had strong notions about these distortions. There are creatures in the
black lagoon of the unconscious and these creatures reveal a tentacle
from time to time, or an exhilarating swirl in the dark waters. Symptoms
indicate their presence—a joke that falls flat because it is
surprisingly aggressive, a sudden melancholy on your birthday. Bringing
those creatures to light was Freud’s idea of mental health. On Planet
Kahneman you won’t find Freud, though. Suffering isn’t derived from
emotion, but from routine failures of judgment.
you check off and give names to bias in decisions, the mind doesn’t
need therapy; it needs hacking. The primary tools of hacking are
skepticism and data gathering. The particular problem is to take real
world data into account. Meditation offers a similar effect, because
when we meditate our prejudices can fall away and our capacity to notice
increases. This might include more realism about outcomes.
Unwarranted Optimism About Outcomes
come into play in any situations in which we make plans or scenarios of
the future. Such situations always have a high degree of uncertainty.
They might include: getting married, buying a car, buying earthquake
insurance, electing a president, invading a foreign country, taking up
meditation, and finding the meaning of life.
are astonishingly poor at predicting outcomes for all these decisions.
For example, did your financial analyst predict the housing market
crash? Mine didn’t either. I remember old men telling me, between
moments of coughing, that when they volunteered for the First World War
in August 1914, everyone said it would be over by Christmas. The Iraq
War? I read predictions that crowds would throw flowers at U.S. troops.
Overconfidence is the usual way countries go to war. There is now some
discussion about whether to bomb Iranian nuclear facilities.
optimism about outcomes means not only that we are poor at predicting,
we are poor at being wary about our predictions. This is because of the
illusion of understanding. We like a good story and choose data that
confirms the story. This also means we keep our financial adviser even
though he lost us a lot of money. Here is another heuristic:
The Halo Effect
I was brought in to work with a school district. The district was well
funded with talented teachers and a solid board, but it was in turmoil.
Teachers were isolated from each other and some had fallen into writing
nasty anonymous letters to other teachers. Secretaries were gleefully
withholding supplies from teachers they didn’t like. It wasn’t clear
whether bringing me in was a sign of desperation or merely evidence that
no one was at the helm.

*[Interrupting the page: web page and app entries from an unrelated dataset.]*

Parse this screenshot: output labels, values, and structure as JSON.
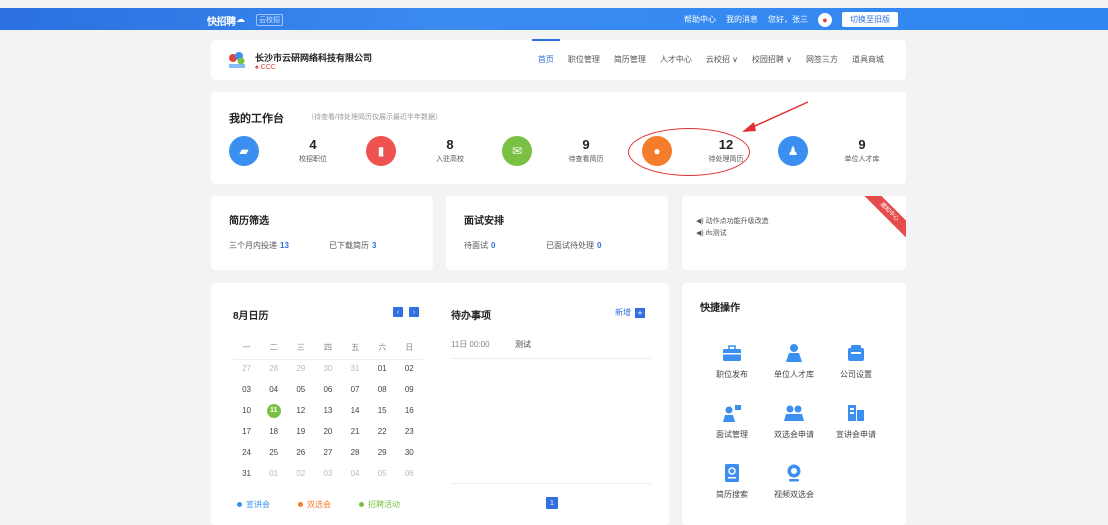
{
  "topbar": {
    "logo_text": "快招聘",
    "logo_sub": "云校招",
    "links": [
      "帮助中心",
      "我的消息",
      "您好，张三"
    ],
    "switch_label": "切换至旧版"
  },
  "company": {
    "name": "长沙市云研网络科技有限公司",
    "sub": "CCC",
    "nav": [
      "首页",
      "职位管理",
      "简历管理",
      "人才中心",
      "云校招 ∨",
      "校园招聘 ∨",
      "网签三方",
      "道具商城"
    ]
  },
  "workbench": {
    "title": "我的工作台",
    "note": "（待查看/待处理简历仅展示最近半年数据）",
    "stats": [
      {
        "value": "4",
        "label": "校招职位",
        "color": "#3b8ff0"
      },
      {
        "value": "8",
        "label": "入驻高校",
        "color": "#ef5350"
      },
      {
        "value": "9",
        "label": "待查看简历",
        "color": "#7ac143"
      },
      {
        "value": "12",
        "label": "待处理简历",
        "color": "#f57c2b"
      },
      {
        "value": "9",
        "label": "单位人才库",
        "color": "#3b8ff0"
      }
    ]
  },
  "resume": {
    "title": "简历筛选",
    "items": [
      {
        "label": "三个月内投递",
        "value": "13"
      },
      {
        "label": "已下载简历",
        "value": "3"
      }
    ]
  },
  "interview": {
    "title": "面试安排",
    "items": [
      {
        "label": "待面试",
        "value": "0"
      },
      {
        "label": "已面试待处理",
        "value": "0"
      }
    ]
  },
  "notice": {
    "lines": [
      "◀) 动作点功能升级改造",
      "◀) ifs测试"
    ],
    "ribbon": "通知中心"
  },
  "calendar": {
    "title": "8月日历",
    "weekdays": [
      "一",
      "二",
      "三",
      "四",
      "五",
      "六",
      "日"
    ],
    "weeks": [
      [
        "27",
        "28",
        "29",
        "30",
        "31",
        "01",
        "02"
      ],
      [
        "03",
        "04",
        "05",
        "06",
        "07",
        "08",
        "09"
      ],
      [
        "10",
        "11",
        "12",
        "13",
        "14",
        "15",
        "16"
      ],
      [
        "17",
        "18",
        "19",
        "20",
        "21",
        "22",
        "23"
      ],
      [
        "24",
        "25",
        "26",
        "27",
        "28",
        "29",
        "30"
      ],
      [
        "31",
        "01",
        "02",
        "03",
        "04",
        "05",
        "06"
      ]
    ],
    "today": "11",
    "legend": [
      {
        "label": "宣讲会",
        "color": "#3b8ff0"
      },
      {
        "label": "双选会",
        "color": "#f57c2b"
      },
      {
        "label": "招聘活动",
        "color": "#7ac143"
      }
    ]
  },
  "todo": {
    "title": "待办事项",
    "add_label": "新增",
    "items": [
      {
        "time": "11日 00:00",
        "content": "测试"
      }
    ],
    "page": "1"
  },
  "quick": {
    "title": "快捷操作",
    "items": [
      {
        "label": "职位发布",
        "icon": "briefcase-icon"
      },
      {
        "label": "单位人才库",
        "icon": "person-icon"
      },
      {
        "label": "公司设置",
        "icon": "case-icon"
      },
      {
        "label": "面试管理",
        "icon": "interview-icon"
      },
      {
        "label": "双选会申请",
        "icon": "group-icon"
      },
      {
        "label": "宣讲会申请",
        "icon": "building-icon"
      },
      {
        "label": "简历搜索",
        "icon": "resume-search-icon"
      },
      {
        "label": "视频双选会",
        "icon": "camera-icon"
      }
    ]
  },
  "colors": {
    "primary": "#2f6fe0",
    "annotation": "#e03030"
  }
}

I had lunch with the superintendent he looked the way a leader should
look—an ex-physical education teacher, tall, attractive, like a
well-dressed cowboy. He spoke gravely and with conviction and made

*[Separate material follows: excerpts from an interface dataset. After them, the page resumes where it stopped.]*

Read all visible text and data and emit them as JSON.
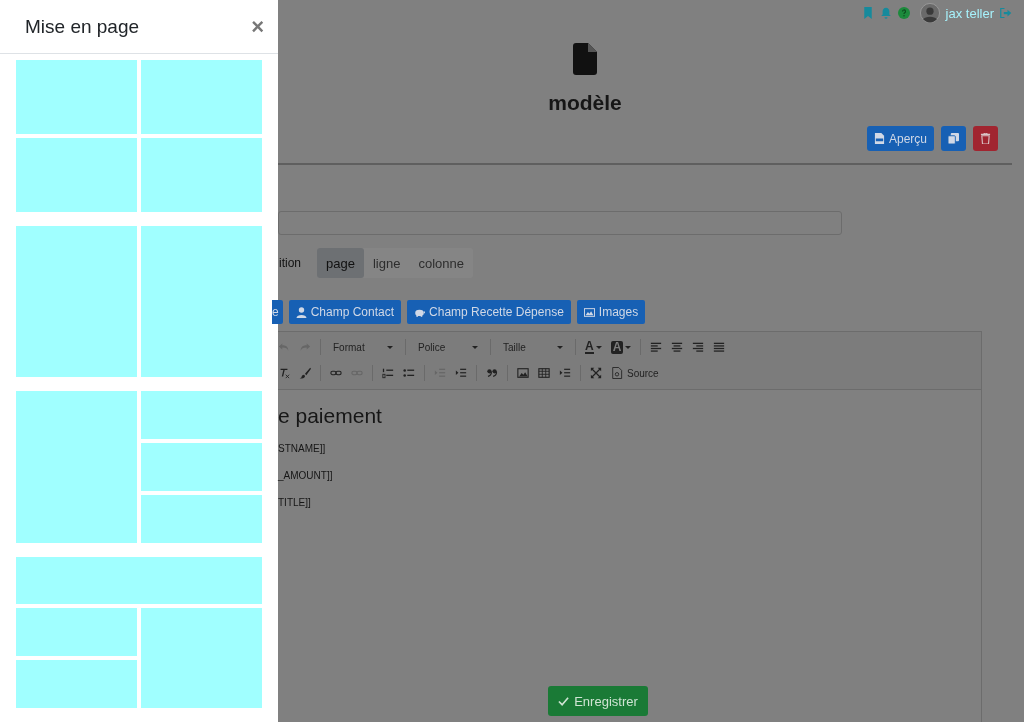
{
  "drawer": {
    "title": "Mise en page",
    "close": "×",
    "layouts": [
      {
        "kind": "grid-2x2"
      },
      {
        "kind": "two-columns"
      },
      {
        "kind": "left-tall-right-three"
      },
      {
        "kind": "header-left-two-right-tall"
      }
    ]
  },
  "header": {
    "user": "jax teller"
  },
  "page": {
    "title": "modèle",
    "actions": [
      {
        "kind": "preview",
        "label": "Aperçu",
        "color": "#1760b4"
      },
      {
        "kind": "copy",
        "color": "#1760b4"
      },
      {
        "kind": "delete",
        "color": "#a12530"
      }
    ],
    "position_label": "ition",
    "position_options": [
      {
        "label": "page",
        "selected": true
      },
      {
        "label": "ligne",
        "selected": false
      },
      {
        "label": "colonne",
        "selected": false
      }
    ],
    "field_buttons": [
      {
        "kind": "none",
        "label": "e"
      },
      {
        "kind": "person",
        "label": "Champ Contact"
      },
      {
        "kind": "piggy",
        "label": "Champ Recette Dépense"
      },
      {
        "kind": "image",
        "label": "Images"
      }
    ],
    "toolbar_rows": [
      [
        {
          "kind": "undo"
        },
        {
          "kind": "redo"
        },
        {
          "kind": "sep"
        },
        {
          "kind": "dropdown",
          "label": "Format"
        },
        {
          "kind": "sep"
        },
        {
          "kind": "dropdown",
          "label": "Police"
        },
        {
          "kind": "sep"
        },
        {
          "kind": "dropdown",
          "label": "Taille"
        },
        {
          "kind": "sep"
        },
        {
          "kind": "color",
          "label": "A"
        },
        {
          "kind": "bgcolor",
          "label": "A"
        },
        {
          "kind": "sep"
        },
        {
          "kind": "align-left"
        },
        {
          "kind": "align-center"
        },
        {
          "kind": "align-right"
        },
        {
          "kind": "align-justify"
        }
      ],
      [
        {
          "kind": "remove-format"
        },
        {
          "kind": "brush"
        },
        {
          "kind": "sep"
        },
        {
          "kind": "link"
        },
        {
          "kind": "unlink"
        },
        {
          "kind": "sep"
        },
        {
          "kind": "numbered-list"
        },
        {
          "kind": "bulleted-list"
        },
        {
          "kind": "sep"
        },
        {
          "kind": "outdent"
        },
        {
          "kind": "indent"
        },
        {
          "kind": "sep"
        },
        {
          "kind": "quote"
        },
        {
          "kind": "sep"
        },
        {
          "kind": "image"
        },
        {
          "kind": "table"
        },
        {
          "kind": "indent-block"
        },
        {
          "kind": "sep"
        },
        {
          "kind": "maximize"
        },
        {
          "kind": "source",
          "label": "Source"
        }
      ]
    ],
    "editor_heading": "e paiement",
    "editor_lines": [
      "STNAME]]",
      "_AMOUNT]]",
      "TITLE]]"
    ],
    "save": "Enregistrer"
  }
}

occasions feel dignified. He wasn’t focused on education or leadership,
though. He trusted his gut, meaning that he didn’t consult on
initiatives, and major decisions had to be remade. He told different
stories to different people. But he was very good at looking like a
all have a mental set, a bias about what a leader might look like, and
if someone fits it well, we are reluctant to check it out. Kahneman
calls this particular bias a halo effect.
One feature that’s easily available to us (looks like a leader) affects
our estimation of other abilities that are harder to assess (knows how
to lead). We could find the data to check such abilities but we often
don’t. Our impression has become ours, like a purchase, and we don’t
want to surrender it.
the situation in that school system became clear it started to correct
itself. This is what meditation and inquiry hope to bring about—more
reality. Nothing happened except that information was shared, then the
teachers became unified, the board grew more curious, and gradually the
ship righted itself.
virtue of inquiry is that it comes up with questions like, “Even though
he looks great, what does he think about education and does he know how
to listen?” Inquiry tests our initial impressions and Kahneman is a
strong advocate for it. This deconstructive approach is one of the
things that makes Buddhism popular among those who want to understand
the mind without believing things offensive to reason.